However I had a musing this morning that affirms the significance of the “Question Authority” slogan for me. As I was writing a comment on John’s post about the temple ceremony portrayal on the HBO show “Big Love,” I had a strong flashback of something that happened many years ago but almost made me cry as I recalled it today.
I’m not someone who has a strong tie to talismans, but I do find that certain items bring back a lot of memories. For example, I can tell you when and where I’ve acquired every item of furniture, or books, or the plants in my garden…I love the stories of “things” (which is probably why I love my chosen profession so much).
Many years ago John gave me a simple pair of earrings that had small white flowers dangling from them. I will emphasize the small part (I’d say there were about 4-5mm in diameter). Now those of you who’ve read my New Era story know that part of my affinity for flowers and gardens comes from a particular moment with my Dad when he gave me encouragement after my amputation surgery. So these small earrings that John gave me I wore to my Dad’s funeral and then every time after that it was in some small way linking me to my Dad and to that special moment that we shared. I took to wearing these earrings to the temple, given that they matched my white clothing nicely and because they reminded me of how special my Dad was to me and they represented my carrying his memory with me in a symbolic way. It seems silly now as I write this, but it was important to me at that time–I’d grieved so deeply when he died.

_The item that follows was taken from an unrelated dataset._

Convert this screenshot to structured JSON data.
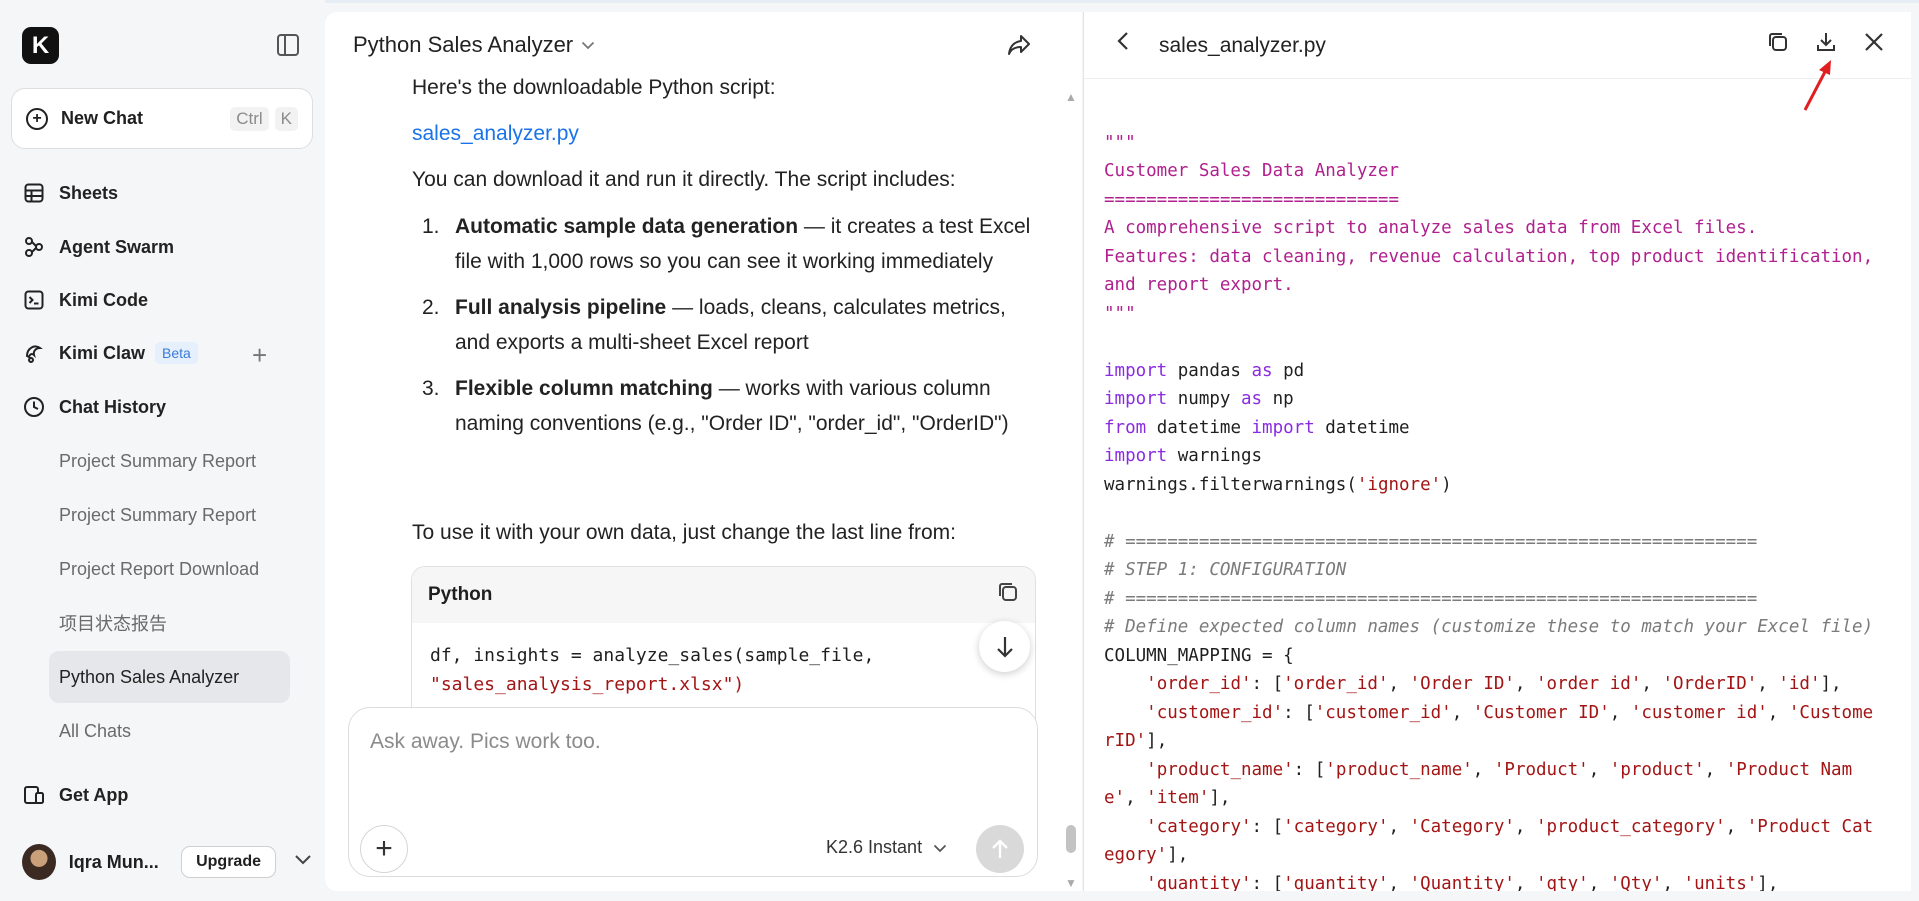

So one day when I was stepping out of the dressing room at the temple and going to the area to wait for the next endowment session a female temple worker stopped me and told me that my earrings were inappropriate and I would have to remove them before I could pass into the ordinance areas of the temple. I questioned her lightly about why and explained that I’d worn them frequently in the temple before. “No dangly earrings are allowed,” she said firmly.
I went back to my locker and curled up and cried as I took off the earrings. I don’t know what has happened to them since then and I don’t remember ever wearing them again.
So many things in my life have happened that are beyond my control…the loss of my leg, the loss of loved ones, and a lifetime of related health problems. And for much of my life I submitted the dictums of LDS authority, surrendering much of the control of my life to the sometimes-arbitrary though often-institutionalized leadership of the church. Perhaps this is why I have some ‘control issues‘ now. There’s a headiness to being able to chart my own course and decide what I will wear and when, or what I will drink, or where I will spend my Sunday mornings.
And today I put on these earrings before I even knew I’d be writing this post. They are reminding me of flowers, family, and how much some things change and how much some things stay the same.
UPDATE: As I was teasing back the layers of this memory while I ate lunch on my back porch (love the new table!!), I remembered one more very salient detail: the temple experience happened during a time when John did not hold a temple recommend (because of his loss of belief) and I was going to the temple alone. The earrings were a tie from me to him to my father (a man whom he had loved and respected so much). Again, such a small thing, but it’s funny to remember how badly I was already wounded then and I was struggling to find comfort in the smallest of object and rituals. Of course I didn’t stop being LDS because some stranger didn’t like my earrings. But I was so fragile then and it couldn’t help but contribute to my feelings of sorrow, of loss, of doubt, and of weariness with a tradition that no longer gave me the strength for my journey.